■ Work request ■
List every line below containing "Tabelle".

■ The input ■
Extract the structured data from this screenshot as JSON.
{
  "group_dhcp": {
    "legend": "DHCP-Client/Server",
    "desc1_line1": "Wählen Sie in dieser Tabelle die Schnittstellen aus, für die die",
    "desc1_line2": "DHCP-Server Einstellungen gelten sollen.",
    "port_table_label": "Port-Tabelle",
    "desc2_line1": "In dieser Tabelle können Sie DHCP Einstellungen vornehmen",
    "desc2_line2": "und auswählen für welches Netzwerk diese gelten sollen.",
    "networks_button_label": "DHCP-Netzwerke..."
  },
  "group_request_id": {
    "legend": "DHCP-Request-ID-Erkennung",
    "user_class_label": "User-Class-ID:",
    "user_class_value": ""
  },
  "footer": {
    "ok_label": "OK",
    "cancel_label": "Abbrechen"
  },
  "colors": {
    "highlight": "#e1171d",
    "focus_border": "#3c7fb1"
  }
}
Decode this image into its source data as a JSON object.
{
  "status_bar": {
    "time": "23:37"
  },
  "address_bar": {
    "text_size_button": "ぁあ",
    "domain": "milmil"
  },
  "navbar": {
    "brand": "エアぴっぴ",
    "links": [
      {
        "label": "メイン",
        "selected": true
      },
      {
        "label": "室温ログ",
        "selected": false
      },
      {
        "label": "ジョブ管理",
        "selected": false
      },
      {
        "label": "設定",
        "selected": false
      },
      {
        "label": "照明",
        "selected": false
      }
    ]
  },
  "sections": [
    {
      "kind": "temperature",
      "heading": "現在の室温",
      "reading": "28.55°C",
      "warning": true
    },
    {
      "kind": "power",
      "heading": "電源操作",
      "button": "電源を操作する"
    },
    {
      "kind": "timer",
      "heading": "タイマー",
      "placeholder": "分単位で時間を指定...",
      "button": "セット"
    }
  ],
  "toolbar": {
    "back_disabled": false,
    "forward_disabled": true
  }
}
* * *
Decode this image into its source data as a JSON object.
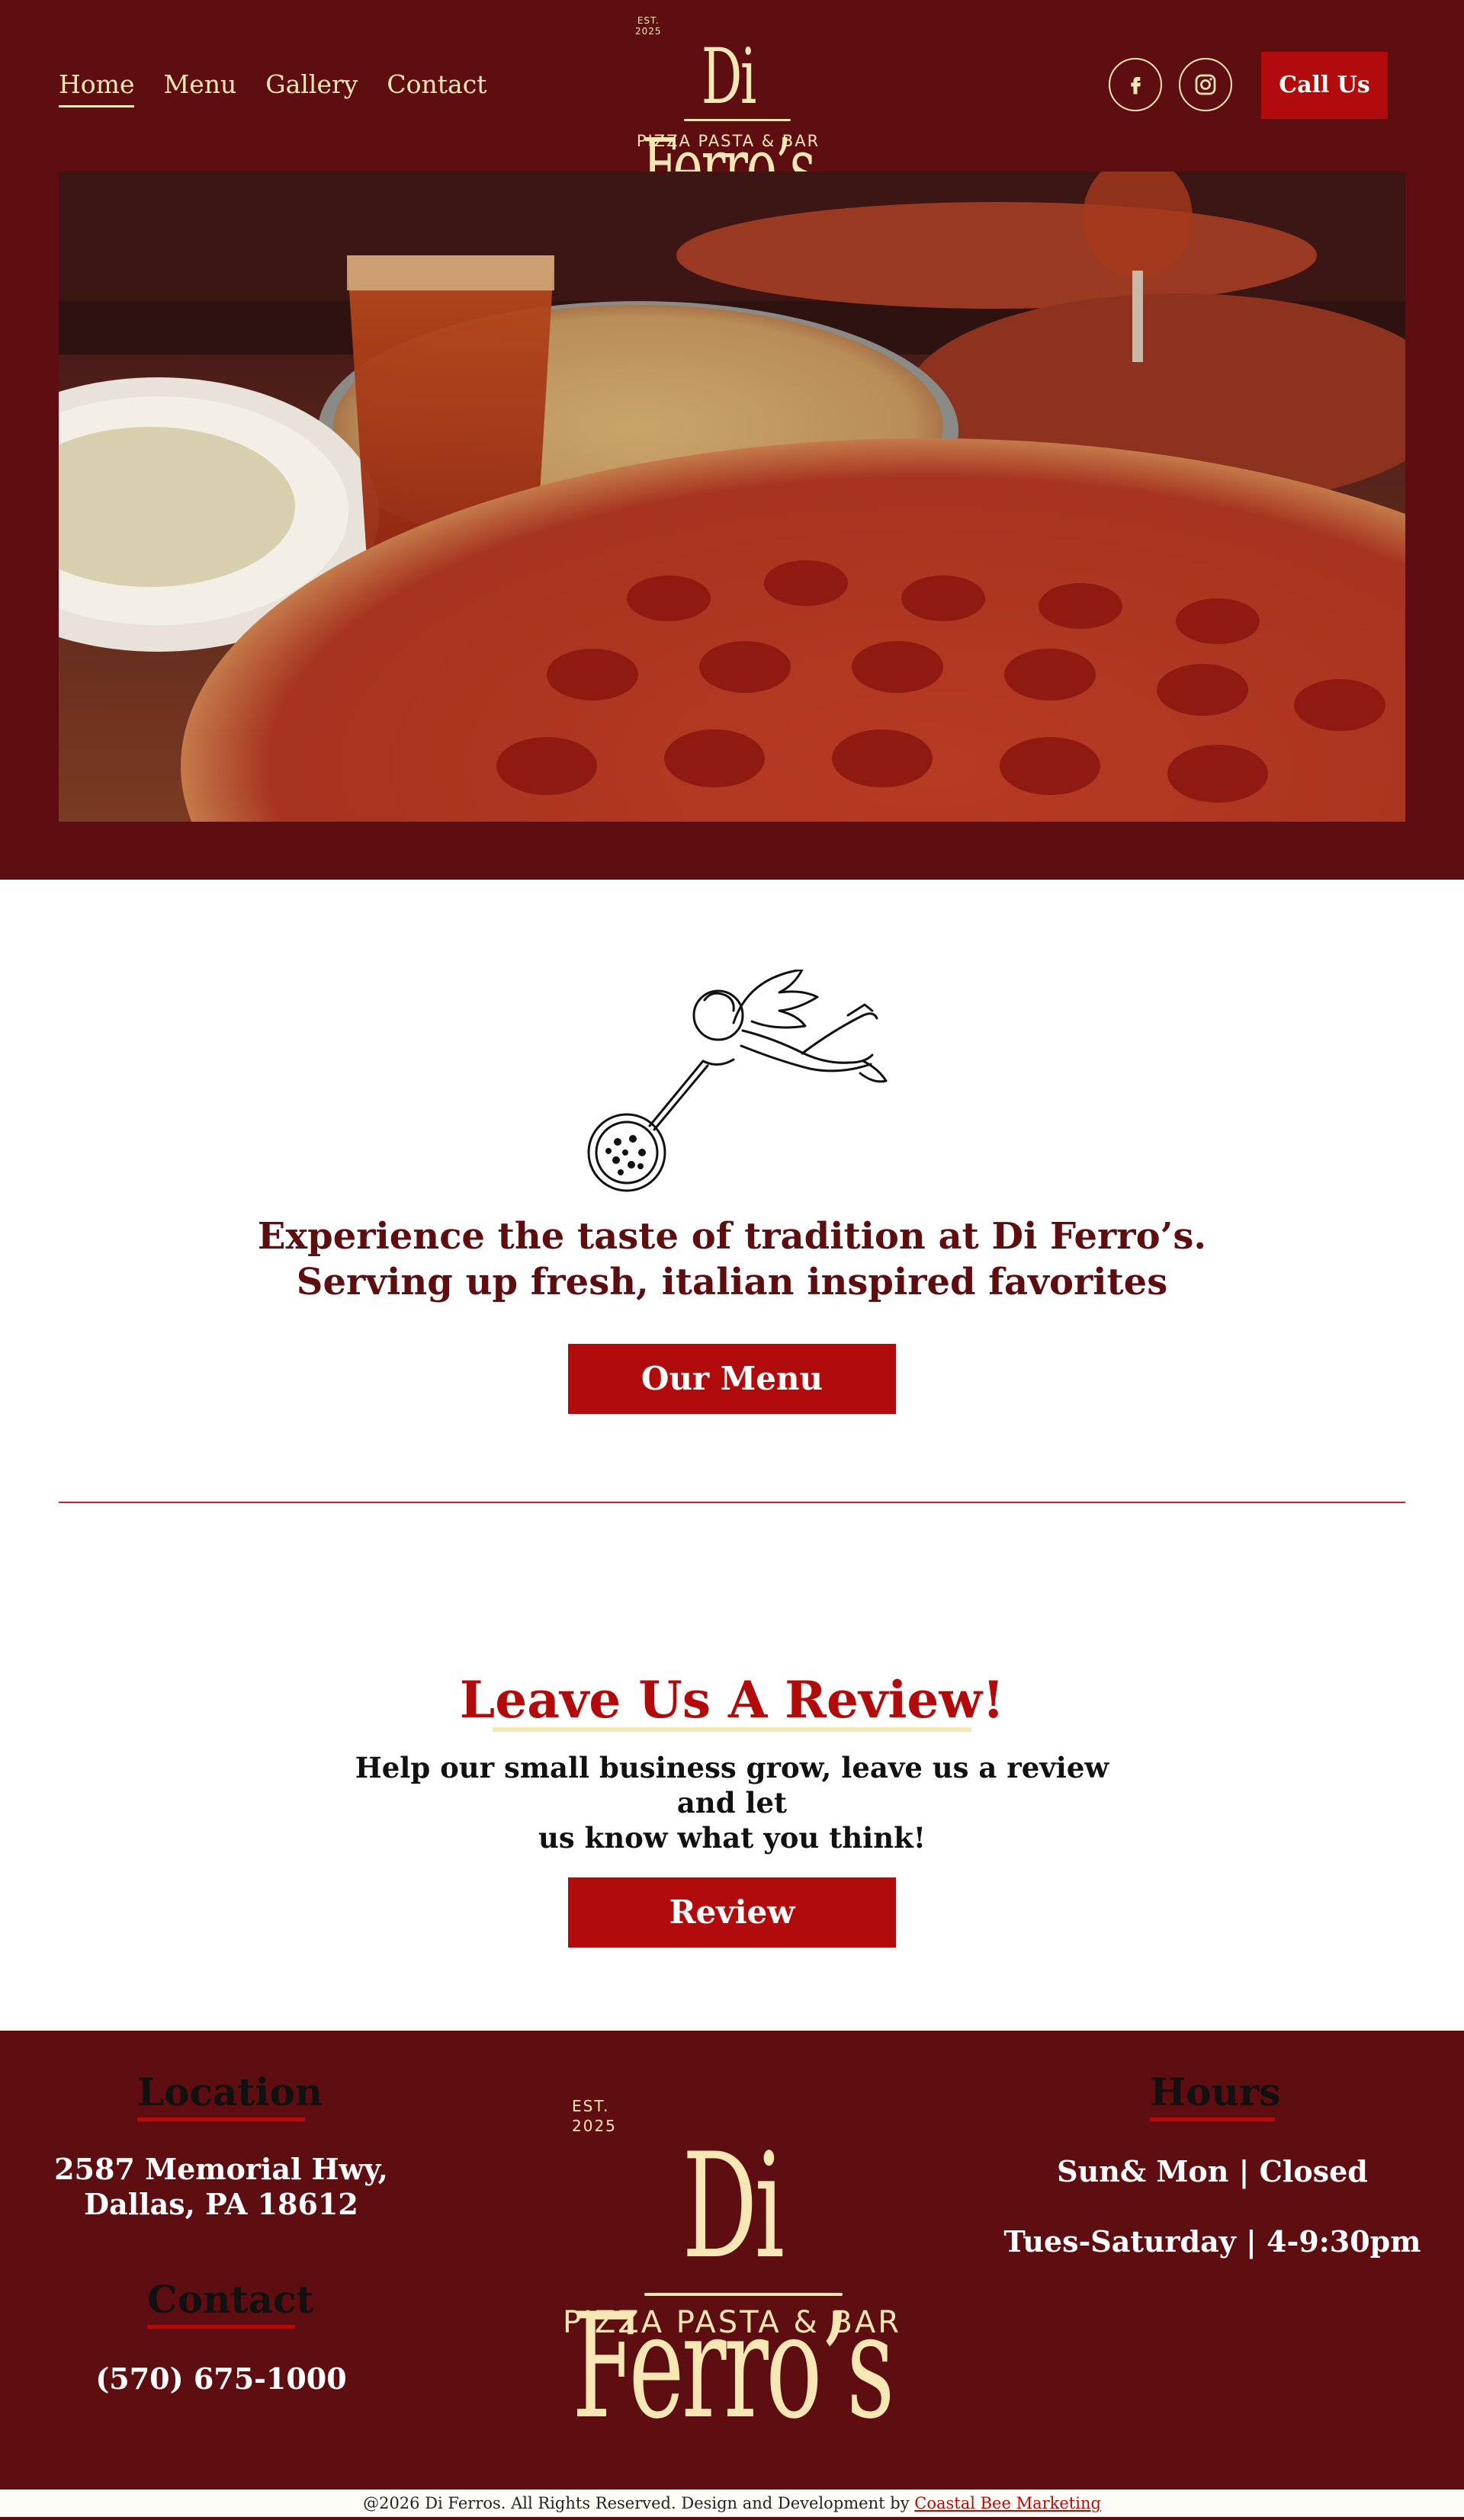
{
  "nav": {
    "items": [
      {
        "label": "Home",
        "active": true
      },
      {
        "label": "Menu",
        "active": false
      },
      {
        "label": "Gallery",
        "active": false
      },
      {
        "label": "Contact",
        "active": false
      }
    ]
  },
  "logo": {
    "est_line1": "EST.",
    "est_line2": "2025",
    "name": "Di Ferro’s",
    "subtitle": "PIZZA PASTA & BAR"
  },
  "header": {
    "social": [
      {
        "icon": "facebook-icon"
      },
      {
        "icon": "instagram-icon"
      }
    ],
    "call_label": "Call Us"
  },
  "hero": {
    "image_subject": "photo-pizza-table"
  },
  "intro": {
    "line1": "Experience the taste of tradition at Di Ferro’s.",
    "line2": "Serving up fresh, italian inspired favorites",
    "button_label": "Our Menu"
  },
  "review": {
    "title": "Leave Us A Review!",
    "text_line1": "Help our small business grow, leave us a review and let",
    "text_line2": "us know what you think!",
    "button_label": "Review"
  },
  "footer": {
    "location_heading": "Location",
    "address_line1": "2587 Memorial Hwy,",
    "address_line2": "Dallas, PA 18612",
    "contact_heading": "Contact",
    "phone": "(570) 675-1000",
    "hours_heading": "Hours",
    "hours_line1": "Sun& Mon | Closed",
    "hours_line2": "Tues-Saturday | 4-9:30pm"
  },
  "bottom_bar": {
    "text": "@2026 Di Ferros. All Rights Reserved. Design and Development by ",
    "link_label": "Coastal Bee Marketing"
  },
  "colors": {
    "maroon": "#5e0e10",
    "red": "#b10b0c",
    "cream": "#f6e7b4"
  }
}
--
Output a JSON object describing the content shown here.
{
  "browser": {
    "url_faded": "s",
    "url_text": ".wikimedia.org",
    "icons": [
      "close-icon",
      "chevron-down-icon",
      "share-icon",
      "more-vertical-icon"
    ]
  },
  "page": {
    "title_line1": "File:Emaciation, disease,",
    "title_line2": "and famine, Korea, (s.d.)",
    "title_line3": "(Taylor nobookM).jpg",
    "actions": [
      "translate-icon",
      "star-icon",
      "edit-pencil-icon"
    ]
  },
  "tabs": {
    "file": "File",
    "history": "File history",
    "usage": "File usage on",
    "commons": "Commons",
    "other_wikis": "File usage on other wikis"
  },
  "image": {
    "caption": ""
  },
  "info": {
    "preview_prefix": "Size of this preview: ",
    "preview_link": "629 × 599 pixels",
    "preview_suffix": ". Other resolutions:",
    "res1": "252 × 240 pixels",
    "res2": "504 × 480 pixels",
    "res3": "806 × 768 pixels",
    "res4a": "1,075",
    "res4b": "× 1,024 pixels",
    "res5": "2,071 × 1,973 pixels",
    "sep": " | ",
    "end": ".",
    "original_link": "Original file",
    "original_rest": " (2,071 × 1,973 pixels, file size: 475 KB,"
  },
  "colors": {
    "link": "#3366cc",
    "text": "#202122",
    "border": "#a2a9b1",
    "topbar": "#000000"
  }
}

■ Expected answer ■
    "desc1_line1": "Wählen Sie in dieser Tabelle die Schnittstellen aus, für die die",
    "port_table_label": "Port-Tabelle",
    "desc2_line1": "In dieser Tabelle können Sie DHCP Einstellungen vornehmen",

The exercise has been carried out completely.